**WHAT THE EXERCISE ASKS**
Reproduce the listing below exactly, except for its pictures.

**EXTRACTED DATA**
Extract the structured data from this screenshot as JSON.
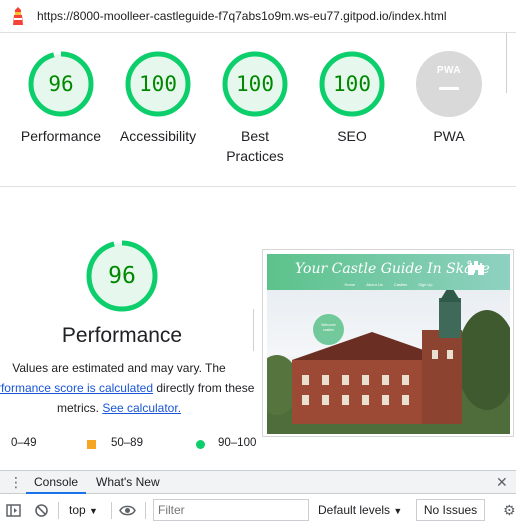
{
  "address": {
    "url": "https://8000-moolleer-castleguide-f7q7abs1o9m.ws-eu77.gitpod.io/index.html"
  },
  "gauges": [
    {
      "score": "96",
      "label": "Performance"
    },
    {
      "score": "100",
      "label": "Accessibility"
    },
    {
      "score": "100",
      "label": "Best Practices"
    },
    {
      "score": "100",
      "label": "SEO"
    },
    {
      "badge": "PWA",
      "label": "PWA"
    }
  ],
  "performance": {
    "score": "96",
    "title": "Performance",
    "desc_1": "Values are estimated and may vary. The",
    "link_score": "performance score is calculated",
    "desc_2": "directly from these",
    "desc_3": "metrics.",
    "link_calc": "See calculator."
  },
  "legend": [
    {
      "range": "0–49",
      "color": "#ff4e42"
    },
    {
      "range": "50–89",
      "color": "#ffa400"
    },
    {
      "range": "90–100",
      "color": "#0cce6b"
    }
  ],
  "screenshot": {
    "site_title": "Your Castle Guide In Skåne",
    "nav": [
      "Home",
      "About Us",
      "Castles",
      "Sign Up"
    ]
  },
  "devtools": {
    "tabs": [
      "Console",
      "What's New"
    ],
    "context": "top",
    "filter_placeholder": "Filter",
    "levels": "Default levels",
    "issues": "No Issues"
  },
  "colors": {
    "pass": "#0cce6b",
    "pass_text": "#008800",
    "pwa_gray": "#d9d9d9",
    "link": "#1a56d6"
  }
}
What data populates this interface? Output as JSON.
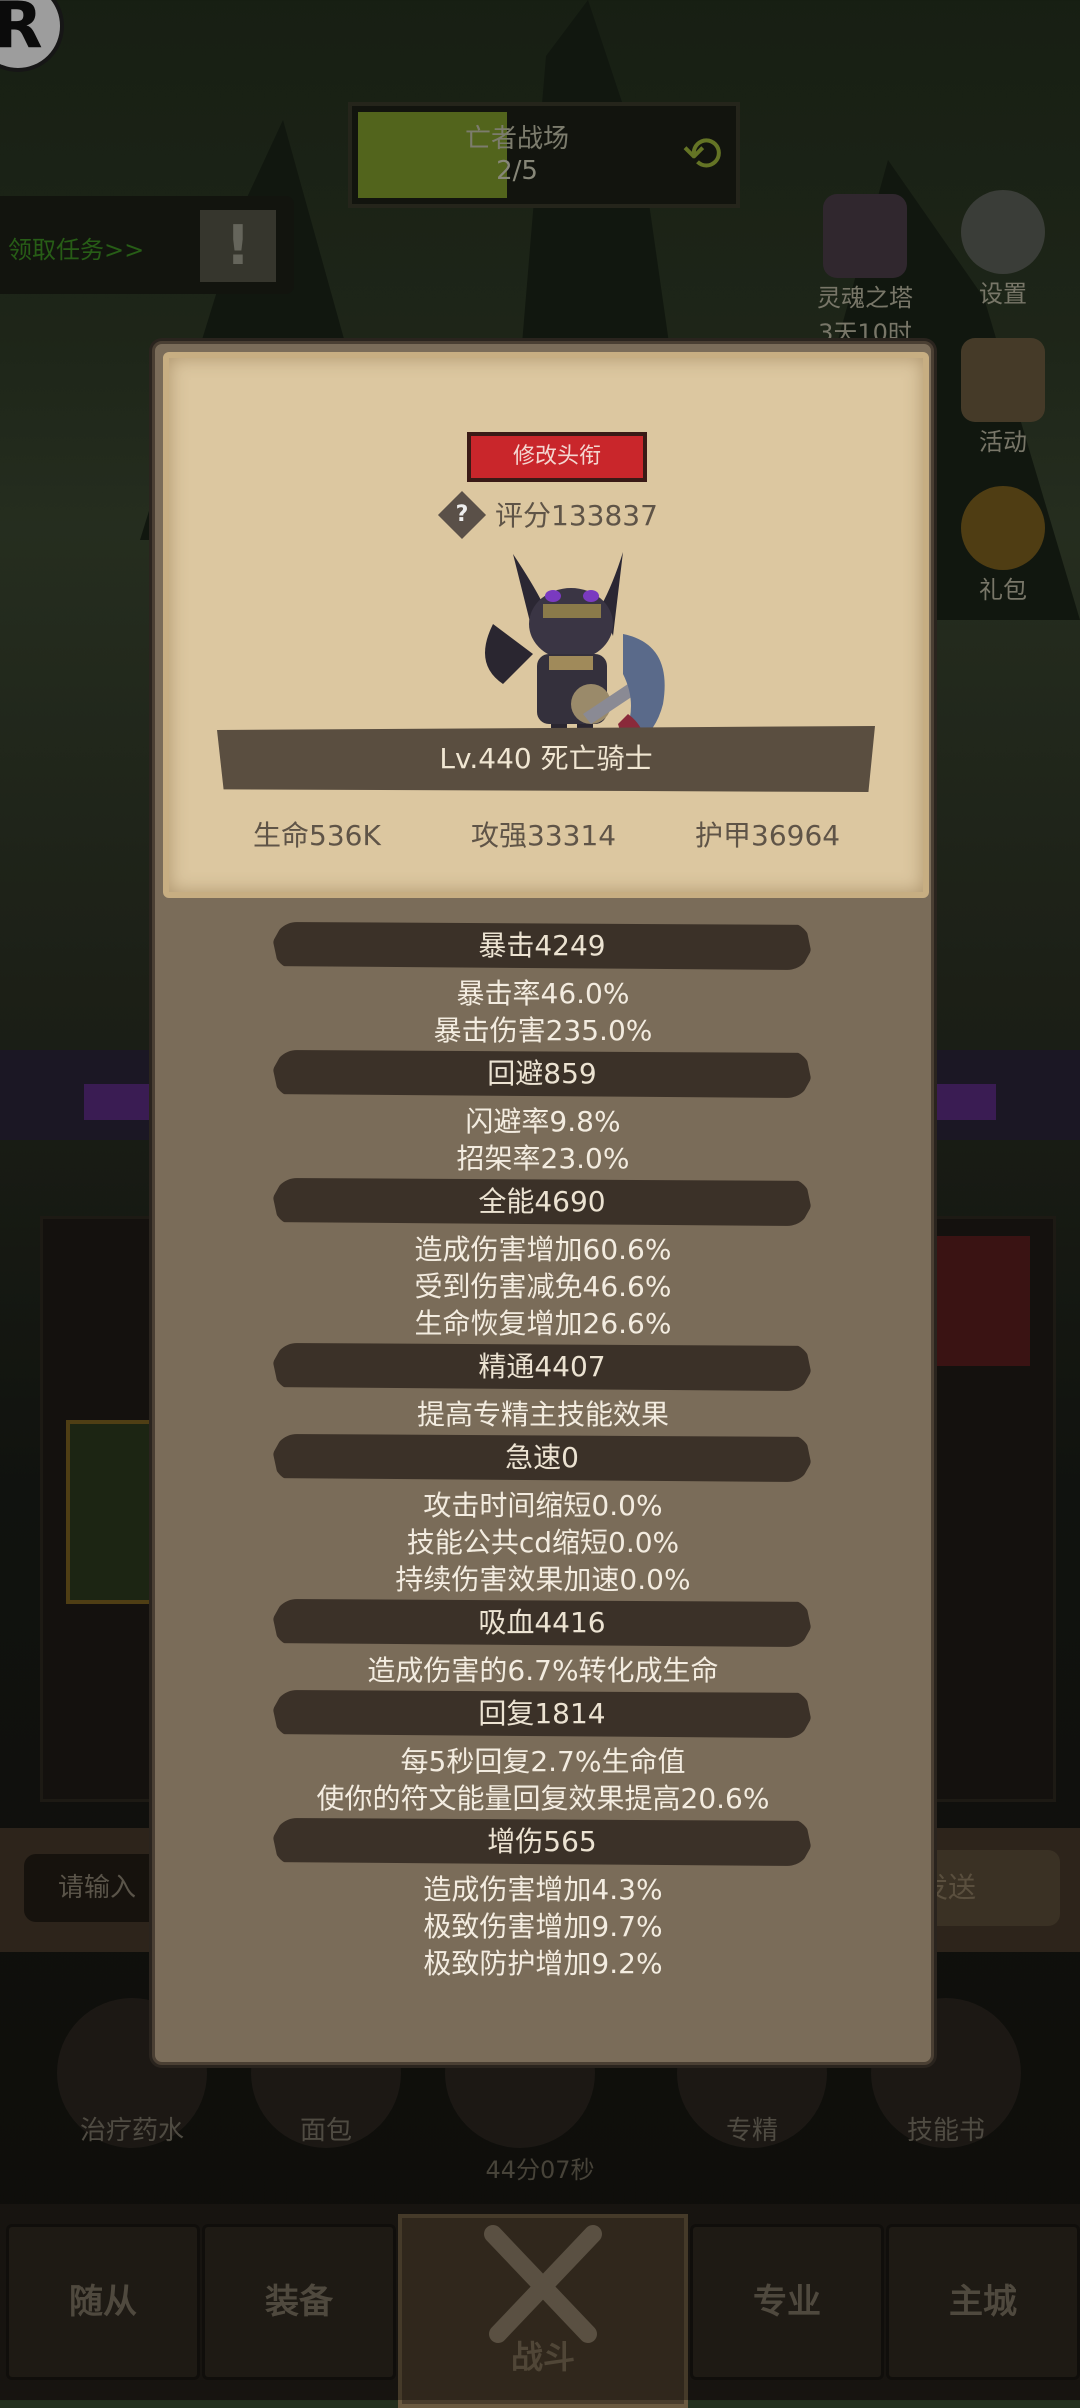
{
  "top": {
    "stage_title": "亡者战场",
    "stage_progress": "2/5",
    "stage_progress_fraction": 0.4,
    "quest_label": "领取任务>>"
  },
  "side_menu": [
    {
      "label": "灵魂之塔",
      "sub": "3天10时",
      "icon": "tower-icon"
    },
    {
      "label": "设置",
      "icon": "gear-icon"
    },
    {
      "label": "活动",
      "icon": "scroll-icon"
    },
    {
      "label": "礼包",
      "icon": "gift-icon"
    }
  ],
  "profile": {
    "title_button": "修改头衔",
    "score": "评分133837",
    "level_name": "Lv.440 死亡骑士",
    "stats": [
      "生命536K",
      "攻强33314",
      "护甲36964"
    ]
  },
  "sections": [
    {
      "title": "暴击4249",
      "lines": [
        "暴击率46.0%",
        "暴击伤害235.0%"
      ]
    },
    {
      "title": "回避859",
      "lines": [
        "闪避率9.8%",
        "招架率23.0%"
      ]
    },
    {
      "title": "全能4690",
      "lines": [
        "造成伤害增加60.6%",
        "受到伤害减免46.6%",
        "生命恢复增加26.6%"
      ]
    },
    {
      "title": "精通4407",
      "lines": [
        "提高专精主技能效果"
      ]
    },
    {
      "title": "急速0",
      "lines": [
        "攻击时间缩短0.0%",
        "技能公共cd缩短0.0%",
        "持续伤害效果加速0.0%"
      ]
    },
    {
      "title": "吸血4416",
      "lines": [
        "造成伤害的6.7%转化成生命"
      ]
    },
    {
      "title": "回复1814",
      "lines": [
        "每5秒回复2.7%生命值",
        "使你的符文能量回复效果提高20.6%"
      ]
    },
    {
      "title": "增伤565",
      "lines": [
        "造成伤害增加4.3%",
        "极致伤害增加9.7%",
        "极致防护增加9.2%"
      ]
    }
  ],
  "chat": {
    "placeholder": "请输入",
    "send": "发送"
  },
  "items": [
    "治疗药水",
    "面包",
    "",
    "专精",
    "技能书"
  ],
  "timer": "44分07秒",
  "nav": {
    "companions": "随从",
    "equipment": "装备",
    "battle": "战斗",
    "profession": "专业",
    "main_city": "主城"
  }
}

**PROBLEM SOLUTION**
Extract the structured data from this screenshot as JSON.
{
  "address": {
    "url": "https://8000-moolleer-castleguide-f7q7abs1o9m.ws-eu77.gitpod.io/index.html"
  },
  "gauges": [
    {
      "score": "96",
      "label": "Performance"
    },
    {
      "score": "100",
      "label": "Accessibility"
    },
    {
      "score": "100",
      "label": "Best Practices"
    },
    {
      "score": "100",
      "label": "SEO"
    },
    {
      "badge": "PWA",
      "label": "PWA"
    }
  ],
  "performance": {
    "score": "96",
    "title": "Performance",
    "desc_1": "Values are estimated and may vary. The",
    "link_score": "performance score is calculated",
    "desc_2": "directly from these",
    "desc_3": "metrics.",
    "link_calc": "See calculator."
  },
  "legend": [
    {
      "range": "0–49",
      "color": "#ff4e42"
    },
    {
      "range": "50–89",
      "color": "#ffa400"
    },
    {
      "range": "90–100",
      "color": "#0cce6b"
    }
  ],
  "screenshot": {
    "site_title": "Your Castle Guide In Skåne",
    "nav": [
      "Home",
      "About Us",
      "Castles",
      "Sign Up"
    ]
  },
  "devtools": {
    "tabs": [
      "Console",
      "What's New"
    ],
    "context": "top",
    "filter_placeholder": "Filter",
    "levels": "Default levels",
    "issues": "No Issues"
  },
  "colors": {
    "pass": "#0cce6b",
    "pass_text": "#008800",
    "pwa_gray": "#d9d9d9",
    "link": "#1a56d6"
  }
}
What data populates this interface? Output as JSON.
{
  "top": {
    "stage_title": "亡者战场",
    "stage_progress": "2/5",
    "stage_progress_fraction": 0.4,
    "quest_label": "领取任务>>"
  },
  "side_menu": [
    {
      "label": "灵魂之塔",
      "sub": "3天10时",
      "icon": "tower-icon"
    },
    {
      "label": "设置",
      "icon": "gear-icon"
    },
    {
      "label": "活动",
      "icon": "scroll-icon"
    },
    {
      "label": "礼包",
      "icon": "gift-icon"
    }
  ],
  "profile": {
    "title_button": "修改头衔",
    "score": "评分133837",
    "level_name": "Lv.440 死亡骑士",
    "stats": [
      "生命536K",
      "攻强33314",
      "护甲36964"
    ]
  },
  "sections": [
    {
      "title": "暴击4249",
      "lines": [
        "暴击率46.0%",
        "暴击伤害235.0%"
      ]
    },
    {
      "title": "回避859",
      "lines": [
        "闪避率9.8%",
        "招架率23.0%"
      ]
    },
    {
      "title": "全能4690",
      "lines": [
        "造成伤害增加60.6%",
        "受到伤害减免46.6%",
        "生命恢复增加26.6%"
      ]
    },
    {
      "title": "精通4407",
      "lines": [
        "提高专精主技能效果"
      ]
    },
    {
      "title": "急速0",
      "lines": [
        "攻击时间缩短0.0%",
        "技能公共cd缩短0.0%",
        "持续伤害效果加速0.0%"
      ]
    },
    {
      "title": "吸血4416",
      "lines": [
        "造成伤害的6.7%转化成生命"
      ]
    },
    {
      "title": "回复1814",
      "lines": [
        "每5秒回复2.7%生命值",
        "使你的符文能量回复效果提高20.6%"
      ]
    },
    {
      "title": "增伤565",
      "lines": [
        "造成伤害增加4.3%",
        "极致伤害增加9.7%",
        "极致防护增加9.2%"
      ]
    }
  ],
  "chat": {
    "placeholder": "请输入",
    "send": "发送"
  },
  "items": [
    "治疗药水",
    "面包",
    "",
    "专精",
    "技能书"
  ],
  "timer": "44分07秒",
  "nav": {
    "companions": "随从",
    "equipment": "装备",
    "battle": "战斗",
    "profession": "专业",
    "main_city": "主城"
  }
}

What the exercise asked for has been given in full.